BEGIN

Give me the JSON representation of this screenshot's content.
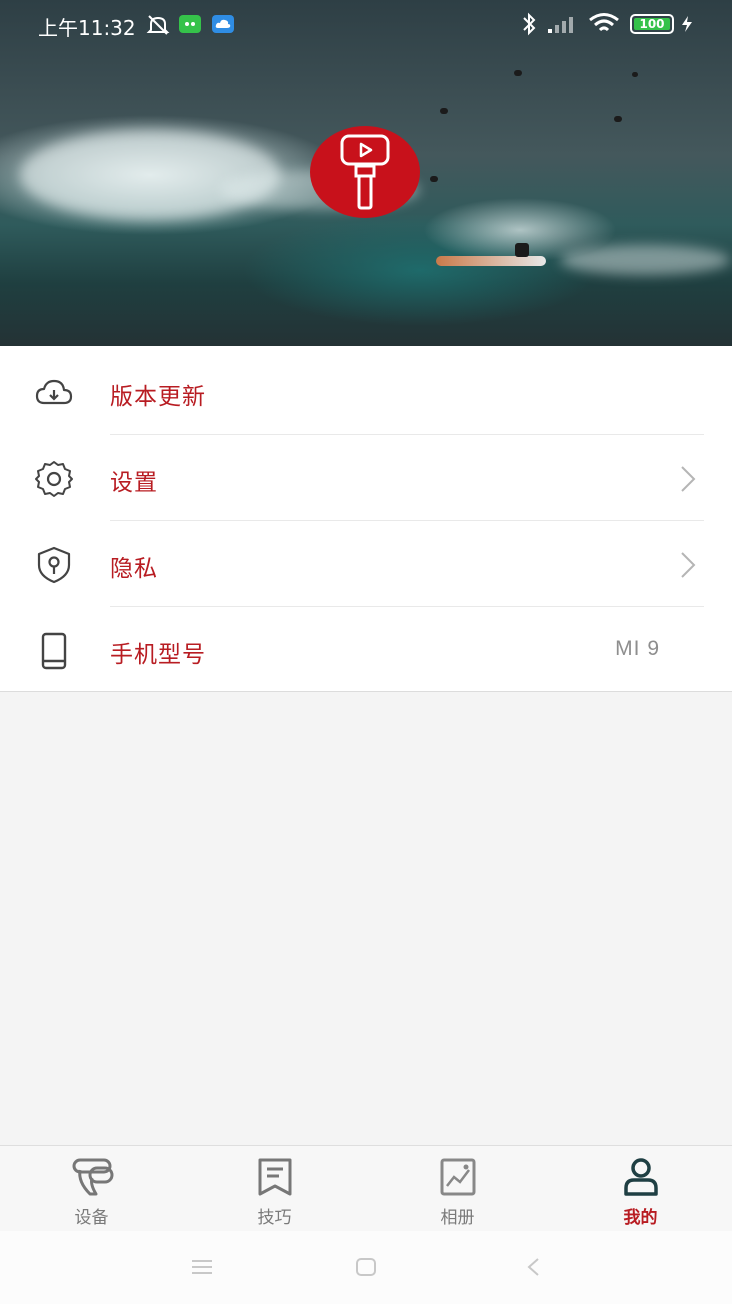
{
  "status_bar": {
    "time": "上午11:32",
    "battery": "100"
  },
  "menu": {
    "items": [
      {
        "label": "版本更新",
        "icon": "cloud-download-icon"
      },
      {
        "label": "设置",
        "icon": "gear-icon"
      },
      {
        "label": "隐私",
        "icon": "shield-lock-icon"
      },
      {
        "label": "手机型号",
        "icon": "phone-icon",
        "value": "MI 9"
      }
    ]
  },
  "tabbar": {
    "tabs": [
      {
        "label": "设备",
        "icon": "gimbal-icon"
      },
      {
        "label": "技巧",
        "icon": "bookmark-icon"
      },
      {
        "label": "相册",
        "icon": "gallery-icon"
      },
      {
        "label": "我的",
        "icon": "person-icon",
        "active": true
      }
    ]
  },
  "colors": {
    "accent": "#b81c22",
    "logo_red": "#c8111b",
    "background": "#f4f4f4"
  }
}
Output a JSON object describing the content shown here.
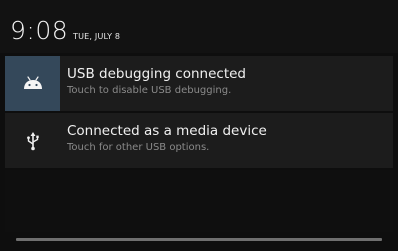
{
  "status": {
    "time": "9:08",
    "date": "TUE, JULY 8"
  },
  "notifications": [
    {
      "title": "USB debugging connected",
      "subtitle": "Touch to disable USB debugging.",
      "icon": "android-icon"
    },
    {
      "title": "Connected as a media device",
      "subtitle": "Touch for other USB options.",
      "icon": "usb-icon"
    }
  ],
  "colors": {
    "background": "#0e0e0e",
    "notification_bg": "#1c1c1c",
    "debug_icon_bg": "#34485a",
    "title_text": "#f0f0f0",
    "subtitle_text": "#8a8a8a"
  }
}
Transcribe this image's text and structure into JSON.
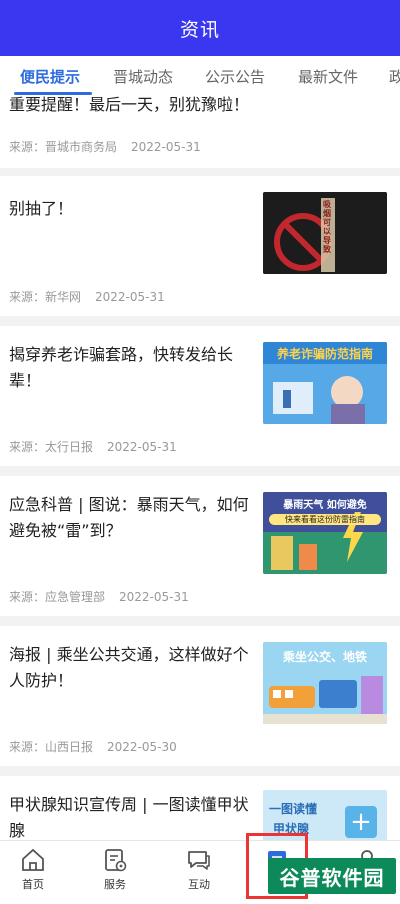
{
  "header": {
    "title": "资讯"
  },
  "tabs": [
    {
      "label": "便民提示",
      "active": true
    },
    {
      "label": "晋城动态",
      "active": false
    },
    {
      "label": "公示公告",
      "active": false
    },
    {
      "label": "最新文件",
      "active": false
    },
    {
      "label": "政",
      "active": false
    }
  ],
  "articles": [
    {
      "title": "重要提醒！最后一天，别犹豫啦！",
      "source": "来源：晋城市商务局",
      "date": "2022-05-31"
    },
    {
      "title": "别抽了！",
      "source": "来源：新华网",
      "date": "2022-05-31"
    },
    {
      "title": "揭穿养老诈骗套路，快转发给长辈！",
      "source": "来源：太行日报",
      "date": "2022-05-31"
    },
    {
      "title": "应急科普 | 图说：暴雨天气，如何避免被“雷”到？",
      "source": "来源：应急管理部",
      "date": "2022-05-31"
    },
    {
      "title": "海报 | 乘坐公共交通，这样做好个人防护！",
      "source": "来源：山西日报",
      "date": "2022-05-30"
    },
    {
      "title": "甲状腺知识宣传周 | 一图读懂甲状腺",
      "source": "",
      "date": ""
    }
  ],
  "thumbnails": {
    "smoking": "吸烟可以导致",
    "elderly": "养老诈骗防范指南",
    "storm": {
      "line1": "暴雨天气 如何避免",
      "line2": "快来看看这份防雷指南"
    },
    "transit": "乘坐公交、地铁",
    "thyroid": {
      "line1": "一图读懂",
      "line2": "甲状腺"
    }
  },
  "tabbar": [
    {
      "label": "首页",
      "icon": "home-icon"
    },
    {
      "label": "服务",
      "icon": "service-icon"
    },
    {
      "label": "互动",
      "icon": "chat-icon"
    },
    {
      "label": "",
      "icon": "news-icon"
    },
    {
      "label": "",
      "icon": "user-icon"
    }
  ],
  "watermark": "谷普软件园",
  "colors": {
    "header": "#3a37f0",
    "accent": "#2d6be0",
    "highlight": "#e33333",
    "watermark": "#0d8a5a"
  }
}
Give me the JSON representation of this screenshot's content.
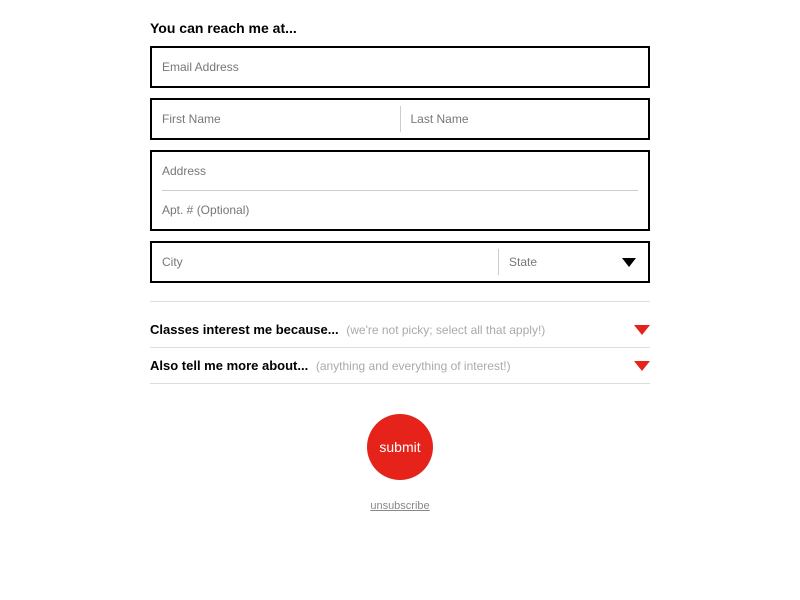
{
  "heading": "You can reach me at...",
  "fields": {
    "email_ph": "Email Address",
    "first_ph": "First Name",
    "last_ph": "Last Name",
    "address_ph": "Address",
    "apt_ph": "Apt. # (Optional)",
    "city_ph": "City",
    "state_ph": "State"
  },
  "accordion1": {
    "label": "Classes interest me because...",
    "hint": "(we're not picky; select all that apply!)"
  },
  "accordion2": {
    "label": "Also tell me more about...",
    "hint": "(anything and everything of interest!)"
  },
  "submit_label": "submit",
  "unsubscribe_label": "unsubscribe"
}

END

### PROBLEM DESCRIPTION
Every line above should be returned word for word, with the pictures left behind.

### REPLY TO THE TASK
Give me the JSON representation of this screenshot's content.
{
  "status_bar": {
    "time": "上午11:32",
    "battery": "100"
  },
  "menu": {
    "items": [
      {
        "label": "版本更新",
        "icon": "cloud-download-icon"
      },
      {
        "label": "设置",
        "icon": "gear-icon"
      },
      {
        "label": "隐私",
        "icon": "shield-lock-icon"
      },
      {
        "label": "手机型号",
        "icon": "phone-icon",
        "value": "MI 9"
      }
    ]
  },
  "tabbar": {
    "tabs": [
      {
        "label": "设备",
        "icon": "gimbal-icon"
      },
      {
        "label": "技巧",
        "icon": "bookmark-icon"
      },
      {
        "label": "相册",
        "icon": "gallery-icon"
      },
      {
        "label": "我的",
        "icon": "person-icon",
        "active": true
      }
    ]
  },
  "colors": {
    "accent": "#b81c22",
    "logo_red": "#c8111b",
    "background": "#f4f4f4"
  }
}
Output a JSON object describing the content shown here.
{
  "status": {
    "time": "9:08",
    "date": "TUE, JULY 8"
  },
  "notifications": [
    {
      "title": "USB debugging connected",
      "subtitle": "Touch to disable USB debugging.",
      "icon": "android-icon"
    },
    {
      "title": "Connected as a media device",
      "subtitle": "Touch for other USB options.",
      "icon": "usb-icon"
    }
  ],
  "colors": {
    "background": "#0e0e0e",
    "notification_bg": "#1c1c1c",
    "debug_icon_bg": "#34485a",
    "title_text": "#f0f0f0",
    "subtitle_text": "#8a8a8a"
  }
}
Transcribe this image's text and structure into JSON.
{
  "header": {
    "title": "资讯"
  },
  "tabs": [
    {
      "label": "便民提示",
      "active": true
    },
    {
      "label": "晋城动态",
      "active": false
    },
    {
      "label": "公示公告",
      "active": false
    },
    {
      "label": "最新文件",
      "active": false
    },
    {
      "label": "政",
      "active": false
    }
  ],
  "articles": [
    {
      "title": "重要提醒！最后一天，别犹豫啦！",
      "source": "来源：晋城市商务局",
      "date": "2022-05-31"
    },
    {
      "title": "别抽了！",
      "source": "来源：新华网",
      "date": "2022-05-31"
    },
    {
      "title": "揭穿养老诈骗套路，快转发给长辈！",
      "source": "来源：太行日报",
      "date": "2022-05-31"
    },
    {
      "title": "应急科普 | 图说：暴雨天气，如何避免被“雷”到？",
      "source": "来源：应急管理部",
      "date": "2022-05-31"
    },
    {
      "title": "海报 | 乘坐公共交通，这样做好个人防护！",
      "source": "来源：山西日报",
      "date": "2022-05-30"
    },
    {
      "title": "甲状腺知识宣传周 | 一图读懂甲状腺",
      "source": "",
      "date": ""
    }
  ],
  "thumbnails": {
    "smoking": "吸烟可以导致",
    "elderly": "养老诈骗防范指南",
    "storm": {
      "line1": "暴雨天气 如何避免",
      "line2": "快来看看这份防雷指南"
    },
    "transit": "乘坐公交、地铁",
    "thyroid": {
      "line1": "一图读懂",
      "line2": "甲状腺"
    }
  },
  "tabbar": [
    {
      "label": "首页",
      "icon": "home-icon"
    },
    {
      "label": "服务",
      "icon": "service-icon"
    },
    {
      "label": "互动",
      "icon": "chat-icon"
    },
    {
      "label": "",
      "icon": "news-icon"
    },
    {
      "label": "",
      "icon": "user-icon"
    }
  ],
  "watermark": "谷普软件园",
  "colors": {
    "header": "#3a37f0",
    "accent": "#2d6be0",
    "highlight": "#e33333",
    "watermark": "#0d8a5a"
  }
}
Give me the JSON representation of this screenshot's content.
{
  "heading": "You can reach me at...",
  "fields": {
    "email_ph": "Email Address",
    "first_ph": "First Name",
    "last_ph": "Last Name",
    "address_ph": "Address",
    "apt_ph": "Apt. # (Optional)",
    "city_ph": "City",
    "state_ph": "State"
  },
  "accordion1": {
    "label": "Classes interest me because...",
    "hint": "(we're not picky; select all that apply!)"
  },
  "accordion2": {
    "label": "Also tell me more about...",
    "hint": "(anything and everything of interest!)"
  },
  "submit_label": "submit",
  "unsubscribe_label": "unsubscribe"
}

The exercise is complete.